Hardy Trail: 30 mile section Portesham to Cerne Abbas
Discover Thomas hardy’s Wessex, start at “Pos’ham” from the Trumpet Major, onto “Casterbridge” (Dorchester) that has many buildings associated with Thomas Hardy including Max Gate his home. Then “Mellstock” (Stinsford) where he was christened, “Knapwater House”, “Upper and Lower Mellstock” (Bockhampton) where he was born. “Froom-Everard” (West Stafford) in Tess of the d’Urbervilles and “Kingsbere-sub-Greenhill” (Bere Regis). Athelhall, “Weatherbury” (Puddletown) from Far from the Madding Crowd and then end at “Abbot’s Cernel” (Cerne Abbas).
South Dorset Ridgeway: 17 miles West Bexington to Osmington Mills
A little inland but provides panoramic views along the Jurassic Coast and the rolling Dorset countryside. Being easier walking than following the coast path apart from the steep climbs at either end. Called ceremonial landscape due to rare Neolithic earthworks from 3600 BC and the many Bronze Age burial mounds. It is considered to be on an archaeological par with Stonehenge and Avebury. You pass Abbotsbury, Maiden Castle and Chalbury Iron Age hill forts and the Osmington White Horse.
Cerne Valley Trail: 26 mile circular route
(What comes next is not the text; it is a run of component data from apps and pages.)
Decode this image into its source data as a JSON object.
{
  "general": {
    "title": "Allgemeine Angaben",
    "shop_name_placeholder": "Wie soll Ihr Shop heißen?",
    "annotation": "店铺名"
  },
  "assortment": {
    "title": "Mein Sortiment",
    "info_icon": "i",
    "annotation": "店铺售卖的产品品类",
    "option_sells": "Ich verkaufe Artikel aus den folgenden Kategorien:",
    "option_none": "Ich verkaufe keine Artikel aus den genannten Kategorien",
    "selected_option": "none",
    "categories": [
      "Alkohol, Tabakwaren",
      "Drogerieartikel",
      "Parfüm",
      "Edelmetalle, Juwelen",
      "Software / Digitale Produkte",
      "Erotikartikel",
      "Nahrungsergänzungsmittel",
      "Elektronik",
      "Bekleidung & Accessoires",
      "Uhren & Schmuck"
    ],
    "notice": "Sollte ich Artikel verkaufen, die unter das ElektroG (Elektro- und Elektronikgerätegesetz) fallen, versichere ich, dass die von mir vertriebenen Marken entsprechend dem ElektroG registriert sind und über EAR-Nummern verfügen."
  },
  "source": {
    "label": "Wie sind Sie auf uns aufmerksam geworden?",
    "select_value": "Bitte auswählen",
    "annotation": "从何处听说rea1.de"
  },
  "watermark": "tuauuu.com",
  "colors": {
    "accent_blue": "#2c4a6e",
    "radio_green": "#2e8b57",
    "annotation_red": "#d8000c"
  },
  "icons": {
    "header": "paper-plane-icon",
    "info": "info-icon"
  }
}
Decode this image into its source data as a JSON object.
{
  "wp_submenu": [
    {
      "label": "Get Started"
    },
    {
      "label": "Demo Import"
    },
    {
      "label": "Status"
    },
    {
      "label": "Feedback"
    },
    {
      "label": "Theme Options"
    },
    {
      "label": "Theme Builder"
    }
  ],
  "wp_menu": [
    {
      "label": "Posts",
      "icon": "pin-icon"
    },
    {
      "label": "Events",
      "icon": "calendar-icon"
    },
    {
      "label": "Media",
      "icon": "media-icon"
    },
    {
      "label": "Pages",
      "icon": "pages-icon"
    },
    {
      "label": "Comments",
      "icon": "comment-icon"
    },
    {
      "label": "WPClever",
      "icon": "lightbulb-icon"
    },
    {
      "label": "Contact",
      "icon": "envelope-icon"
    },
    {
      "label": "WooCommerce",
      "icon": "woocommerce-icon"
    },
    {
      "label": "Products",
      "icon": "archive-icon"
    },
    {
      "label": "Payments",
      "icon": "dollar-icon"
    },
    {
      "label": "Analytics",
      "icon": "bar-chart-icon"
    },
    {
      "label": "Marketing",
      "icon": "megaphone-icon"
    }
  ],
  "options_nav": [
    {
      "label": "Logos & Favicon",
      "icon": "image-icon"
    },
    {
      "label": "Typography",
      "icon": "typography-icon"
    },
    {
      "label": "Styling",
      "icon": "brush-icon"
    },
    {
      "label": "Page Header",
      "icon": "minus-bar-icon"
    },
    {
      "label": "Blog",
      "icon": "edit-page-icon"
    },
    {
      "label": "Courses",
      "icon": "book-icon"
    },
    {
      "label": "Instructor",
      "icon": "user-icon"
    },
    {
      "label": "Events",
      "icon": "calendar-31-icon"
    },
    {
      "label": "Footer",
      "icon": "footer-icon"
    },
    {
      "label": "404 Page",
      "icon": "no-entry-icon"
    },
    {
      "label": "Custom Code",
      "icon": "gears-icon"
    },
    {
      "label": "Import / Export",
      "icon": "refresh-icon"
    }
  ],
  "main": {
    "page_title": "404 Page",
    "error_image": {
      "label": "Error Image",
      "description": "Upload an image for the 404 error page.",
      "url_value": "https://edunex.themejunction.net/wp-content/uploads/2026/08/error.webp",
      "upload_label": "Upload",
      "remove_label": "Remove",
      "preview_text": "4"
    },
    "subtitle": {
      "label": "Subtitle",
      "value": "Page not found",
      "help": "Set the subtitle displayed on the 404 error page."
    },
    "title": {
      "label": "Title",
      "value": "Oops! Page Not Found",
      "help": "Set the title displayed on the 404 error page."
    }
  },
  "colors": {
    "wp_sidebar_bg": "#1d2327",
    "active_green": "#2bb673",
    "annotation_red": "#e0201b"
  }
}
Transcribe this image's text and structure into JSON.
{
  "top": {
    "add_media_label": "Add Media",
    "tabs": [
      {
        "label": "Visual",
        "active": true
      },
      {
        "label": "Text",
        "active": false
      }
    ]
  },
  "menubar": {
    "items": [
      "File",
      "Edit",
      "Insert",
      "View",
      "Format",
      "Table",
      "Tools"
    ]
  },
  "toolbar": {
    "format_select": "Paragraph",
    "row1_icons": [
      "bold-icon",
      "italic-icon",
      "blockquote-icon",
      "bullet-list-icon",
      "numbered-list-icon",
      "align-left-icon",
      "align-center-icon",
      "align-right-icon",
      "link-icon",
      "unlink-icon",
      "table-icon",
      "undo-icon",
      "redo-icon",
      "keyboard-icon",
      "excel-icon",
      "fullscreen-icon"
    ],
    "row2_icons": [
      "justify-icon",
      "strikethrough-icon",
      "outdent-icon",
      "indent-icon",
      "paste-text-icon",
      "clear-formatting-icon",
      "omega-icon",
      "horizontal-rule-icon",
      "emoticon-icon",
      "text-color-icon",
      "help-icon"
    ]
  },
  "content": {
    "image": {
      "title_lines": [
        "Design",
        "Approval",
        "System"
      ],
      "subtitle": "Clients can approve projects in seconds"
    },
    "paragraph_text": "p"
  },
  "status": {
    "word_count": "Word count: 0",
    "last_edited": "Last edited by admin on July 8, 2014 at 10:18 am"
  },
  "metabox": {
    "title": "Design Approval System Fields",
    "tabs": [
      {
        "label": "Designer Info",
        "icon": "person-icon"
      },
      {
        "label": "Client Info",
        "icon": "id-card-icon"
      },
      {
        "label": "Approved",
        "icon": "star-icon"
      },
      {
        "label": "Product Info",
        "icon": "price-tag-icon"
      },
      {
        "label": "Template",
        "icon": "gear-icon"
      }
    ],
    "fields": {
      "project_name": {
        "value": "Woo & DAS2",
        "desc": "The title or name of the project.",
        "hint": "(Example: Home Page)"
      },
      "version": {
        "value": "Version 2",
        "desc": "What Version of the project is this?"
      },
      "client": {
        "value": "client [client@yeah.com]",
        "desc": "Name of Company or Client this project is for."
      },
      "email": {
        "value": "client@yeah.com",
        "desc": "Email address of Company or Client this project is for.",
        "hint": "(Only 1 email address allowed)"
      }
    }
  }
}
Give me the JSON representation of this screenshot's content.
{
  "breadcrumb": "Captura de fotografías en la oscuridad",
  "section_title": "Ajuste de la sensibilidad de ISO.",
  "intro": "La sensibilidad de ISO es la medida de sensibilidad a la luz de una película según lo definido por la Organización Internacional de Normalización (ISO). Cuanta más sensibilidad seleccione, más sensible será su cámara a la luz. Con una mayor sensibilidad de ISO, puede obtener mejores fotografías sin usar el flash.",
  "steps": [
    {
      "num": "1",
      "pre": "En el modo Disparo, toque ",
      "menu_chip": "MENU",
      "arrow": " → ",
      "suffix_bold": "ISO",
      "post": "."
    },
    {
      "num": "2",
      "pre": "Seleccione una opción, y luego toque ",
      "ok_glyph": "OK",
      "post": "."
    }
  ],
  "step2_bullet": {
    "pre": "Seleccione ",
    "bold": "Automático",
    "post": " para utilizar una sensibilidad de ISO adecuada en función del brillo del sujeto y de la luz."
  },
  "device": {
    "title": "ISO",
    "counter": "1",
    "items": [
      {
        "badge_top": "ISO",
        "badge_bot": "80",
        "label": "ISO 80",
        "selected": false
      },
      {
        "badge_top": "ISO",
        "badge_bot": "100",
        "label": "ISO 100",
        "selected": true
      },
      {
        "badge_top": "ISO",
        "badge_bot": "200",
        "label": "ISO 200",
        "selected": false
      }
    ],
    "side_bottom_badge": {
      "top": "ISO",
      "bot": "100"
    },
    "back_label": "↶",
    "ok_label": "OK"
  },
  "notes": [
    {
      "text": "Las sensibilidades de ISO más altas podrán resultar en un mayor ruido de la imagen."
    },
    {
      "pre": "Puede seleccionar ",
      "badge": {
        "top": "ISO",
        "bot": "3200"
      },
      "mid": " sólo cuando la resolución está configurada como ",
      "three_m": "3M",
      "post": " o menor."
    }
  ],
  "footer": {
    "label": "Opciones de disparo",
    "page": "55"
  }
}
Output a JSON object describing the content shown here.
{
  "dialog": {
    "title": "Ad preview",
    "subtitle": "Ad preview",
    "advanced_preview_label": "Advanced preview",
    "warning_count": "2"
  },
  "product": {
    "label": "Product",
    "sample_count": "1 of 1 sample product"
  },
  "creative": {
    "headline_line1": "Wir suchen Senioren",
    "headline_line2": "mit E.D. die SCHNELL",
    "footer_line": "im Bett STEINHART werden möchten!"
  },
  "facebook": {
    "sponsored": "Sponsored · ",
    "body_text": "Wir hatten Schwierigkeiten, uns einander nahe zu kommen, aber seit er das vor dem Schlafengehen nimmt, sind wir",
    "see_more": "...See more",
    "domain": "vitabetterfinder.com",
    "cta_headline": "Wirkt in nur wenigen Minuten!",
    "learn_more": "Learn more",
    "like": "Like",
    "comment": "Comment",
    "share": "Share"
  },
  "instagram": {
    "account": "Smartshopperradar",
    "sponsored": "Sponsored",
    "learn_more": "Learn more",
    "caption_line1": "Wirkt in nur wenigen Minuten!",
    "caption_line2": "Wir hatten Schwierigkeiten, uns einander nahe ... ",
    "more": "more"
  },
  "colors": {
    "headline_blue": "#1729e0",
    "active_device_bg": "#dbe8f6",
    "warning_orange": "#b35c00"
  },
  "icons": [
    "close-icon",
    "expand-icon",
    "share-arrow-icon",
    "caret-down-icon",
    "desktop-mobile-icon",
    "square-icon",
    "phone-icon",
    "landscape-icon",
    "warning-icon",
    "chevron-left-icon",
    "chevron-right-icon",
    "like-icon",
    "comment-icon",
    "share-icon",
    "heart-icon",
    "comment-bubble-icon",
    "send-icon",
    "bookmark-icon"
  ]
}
The trail follows the course of the river, from its source in the basin formed by the hills of High Stoy and Dogbury to its confluence with the Frome, in the water meadows below Charminster. Taking in the villages and hamlets of Minterne Magna,Cerne Abbas, Nether Cerne, Godmanstone, Forston and Charminster.
Frome Valley Trail: 16 mile Evershot to Dorchester
Evershot is the second highest village in Dorset at about 700ft. Walk chalk downland from here, across rolling farmland. At Chilfrome link with the Wessex Ridgeway and as you approach Maiden Newton you notice a change in the farming. There are the remains of a 200 year old water meadows system. Then enter the village of Maiden Newton and follow the riverbank, the chalk stream is a unique habitat, otter and water vole are common along the Frome, making it a river of national importance. Near Southover, remains of a Roman Villa were found at Nunnery Mead, a Dorset Wildlife Trust Nature Reserve. To the west of the trail, a 9 km aqueduct carried water to Durnovaria (Roman Dorchester) and enter Dorchester.
To assist with those who just want a short walk to enjoy the surrounding area we have selected some of our favourite routes:
Cerne Abbas: 2.5 miles around Cerne Abbas
Hardy’s High Road: 6.5 miles from Broadmayne
Barrow Circle: 5.5 miles from Martinstown
Stones and Circles: 7 miles from Portesham
Thomas Hardy’s Cottage: 7 miles from Dorchester
Dorchester to Weymouth: 10 miles
Radipole Lake: 0.75 mile or 1.2 mile nature trails
Rodwell Trail: 2 miles along Weymouth’s old railway line
Littlemoor: 3 walks around Littlemoor in Weymouth
Portland Quarry Trails: 3 walks on the Isle of Portland
For additional strolls and walks simply visit these great websites to enhance your exploration and you will be able to plan additional routes for your stay in Dorset:
For a list of Cottages in the Weymouth/Dorchester area CLICK HERE
Please note: Dorset Coastal Cottages cannot be responsible for the content of external websites.